EXERCISE GOAL – Each record must be output exactly and in full.

TASK DATA –
= = = = =
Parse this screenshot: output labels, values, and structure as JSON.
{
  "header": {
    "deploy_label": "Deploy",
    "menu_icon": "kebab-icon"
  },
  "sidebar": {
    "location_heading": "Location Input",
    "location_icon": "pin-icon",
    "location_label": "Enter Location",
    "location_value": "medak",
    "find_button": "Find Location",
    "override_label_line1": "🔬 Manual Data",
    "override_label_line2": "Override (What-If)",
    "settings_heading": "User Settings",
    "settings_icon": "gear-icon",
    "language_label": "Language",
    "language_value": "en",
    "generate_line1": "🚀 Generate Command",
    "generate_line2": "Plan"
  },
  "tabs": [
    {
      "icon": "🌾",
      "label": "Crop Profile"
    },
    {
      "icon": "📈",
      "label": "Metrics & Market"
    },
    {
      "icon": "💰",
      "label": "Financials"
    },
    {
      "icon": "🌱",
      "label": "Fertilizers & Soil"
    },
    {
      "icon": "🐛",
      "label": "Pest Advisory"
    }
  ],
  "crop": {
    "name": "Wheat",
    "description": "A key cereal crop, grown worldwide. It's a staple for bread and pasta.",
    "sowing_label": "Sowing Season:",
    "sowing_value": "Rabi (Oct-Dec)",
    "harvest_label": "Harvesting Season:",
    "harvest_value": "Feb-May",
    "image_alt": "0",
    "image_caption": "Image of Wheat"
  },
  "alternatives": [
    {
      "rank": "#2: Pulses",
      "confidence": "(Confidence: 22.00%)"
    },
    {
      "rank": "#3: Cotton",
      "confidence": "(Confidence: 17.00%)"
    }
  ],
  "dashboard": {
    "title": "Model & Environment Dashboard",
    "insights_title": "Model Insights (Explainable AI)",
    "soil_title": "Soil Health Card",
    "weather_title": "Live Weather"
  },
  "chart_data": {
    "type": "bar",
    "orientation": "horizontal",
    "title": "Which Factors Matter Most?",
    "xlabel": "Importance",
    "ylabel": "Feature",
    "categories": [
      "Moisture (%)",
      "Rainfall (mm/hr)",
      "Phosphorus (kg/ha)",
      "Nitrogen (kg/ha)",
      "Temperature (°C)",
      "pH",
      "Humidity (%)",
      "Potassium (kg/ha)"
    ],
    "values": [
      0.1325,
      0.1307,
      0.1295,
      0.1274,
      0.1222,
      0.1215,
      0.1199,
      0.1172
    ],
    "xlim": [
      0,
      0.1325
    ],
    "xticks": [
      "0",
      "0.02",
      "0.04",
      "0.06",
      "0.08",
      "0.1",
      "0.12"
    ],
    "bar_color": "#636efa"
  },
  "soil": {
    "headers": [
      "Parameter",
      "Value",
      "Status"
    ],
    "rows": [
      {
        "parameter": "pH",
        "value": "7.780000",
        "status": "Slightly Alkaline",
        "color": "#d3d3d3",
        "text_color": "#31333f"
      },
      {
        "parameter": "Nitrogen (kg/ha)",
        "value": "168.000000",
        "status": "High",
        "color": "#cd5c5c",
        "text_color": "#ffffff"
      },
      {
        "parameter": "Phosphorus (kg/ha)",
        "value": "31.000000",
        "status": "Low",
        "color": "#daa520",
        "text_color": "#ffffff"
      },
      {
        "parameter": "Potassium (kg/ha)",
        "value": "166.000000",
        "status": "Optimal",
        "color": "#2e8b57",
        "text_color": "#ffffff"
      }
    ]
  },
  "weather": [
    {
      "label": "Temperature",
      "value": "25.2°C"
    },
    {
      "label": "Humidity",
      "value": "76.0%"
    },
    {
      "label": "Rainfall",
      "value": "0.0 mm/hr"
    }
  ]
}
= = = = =
ANSWER SECTION –
Parse this screenshot: output labels, values, and structure as JSON.
{
  "header": {
    "deploy_label": "Deploy",
    "menu_icon": "kebab-icon"
  },
  "sidebar": {
    "location_heading": "Location Input",
    "location_icon": "pin-icon",
    "location_label": "Enter Location",
    "location_value": "medak",
    "find_button": "Find Location",
    "override_label_line1": "🔬 Manual Data",
    "override_label_line2": "Override (What-If)",
    "settings_heading": "User Settings",
    "settings_icon": "gear-icon",
    "language_label": "Language",
    "language_value": "en",
    "generate_line1": "🚀 Generate Command",
    "generate_line2": "Plan"
  },
  "tabs": [
    {
      "icon": "🌾",
      "label": "Crop Profile"
    },
    {
      "icon": "📈",
      "label": "Metrics & Market"
    },
    {
      "icon": "💰",
      "label": "Financials"
    },
    {
      "icon": "🌱",
      "label": "Fertilizers & Soil"
    },
    {
      "icon": "🐛",
      "label": "Pest Advisory"
    }
  ],
  "crop": {
    "name": "Wheat",
    "description": "A key cereal crop, grown worldwide. It's a staple for bread and pasta.",
    "sowing_label": "Sowing Season:",
    "sowing_value": "Rabi (Oct-Dec)",
    "harvest_label": "Harvesting Season:",
    "harvest_value": "Feb-May",
    "image_alt": "0",
    "image_caption": "Image of Wheat"
  },
  "alternatives": [
    {
      "rank": "#2: Pulses",
      "confidence": "(Confidence: 22.00%)"
    },
    {
      "rank": "#3: Cotton",
      "confidence": "(Confidence: 17.00%)"
    }
  ],
  "dashboard": {
    "title": "Model & Environment Dashboard",
    "insights_title": "Model Insights (Explainable AI)",
    "soil_title": "Soil Health Card",
    "weather_title": "Live Weather"
  },
  "chart_data": {
    "type": "bar",
    "orientation": "horizontal",
    "title": "Which Factors Matter Most?",
    "xlabel": "Importance",
    "ylabel": "Feature",
    "categories": [
      "Moisture (%)",
      "Rainfall (mm/hr)",
      "Phosphorus (kg/ha)",
      "Nitrogen (kg/ha)",
      "Temperature (°C)",
      "pH",
      "Humidity (%)",
      "Potassium (kg/ha)"
    ],
    "values": [
      0.1325,
      0.1307,
      0.1295,
      0.1274,
      0.1222,
      0.1215,
      0.1199,
      0.1172
    ],
    "xlim": [
      0,
      0.1325
    ],
    "xticks": [
      "0",
      "0.02",
      "0.04",
      "0.06",
      "0.08",
      "0.1",
      "0.12"
    ],
    "bar_color": "#636efa"
  },
  "soil": {
    "headers": [
      "Parameter",
      "Value",
      "Status"
    ],
    "rows": [
      {
        "parameter": "pH",
        "value": "7.780000",
        "status": "Slightly Alkaline",
        "color": "#d3d3d3",
        "text_color": "#31333f"
      },
      {
        "parameter": "Nitrogen (kg/ha)",
        "value": "168.000000",
        "status": "High",
        "color": "#cd5c5c",
        "text_color": "#ffffff"
      },
      {
        "parameter": "Phosphorus (kg/ha)",
        "value": "31.000000",
        "status": "Low",
        "color": "#daa520",
        "text_color": "#ffffff"
      },
      {
        "parameter": "Potassium (kg/ha)",
        "value": "166.000000",
        "status": "Optimal",
        "color": "#2e8b57",
        "text_color": "#ffffff"
      }
    ]
  },
  "weather": [
    {
      "label": "Temperature",
      "value": "25.2°C"
    },
    {
      "label": "Humidity",
      "value": "76.0%"
    },
    {
      "label": "Rainfall",
      "value": "0.0 mm/hr"
    }
  ]
}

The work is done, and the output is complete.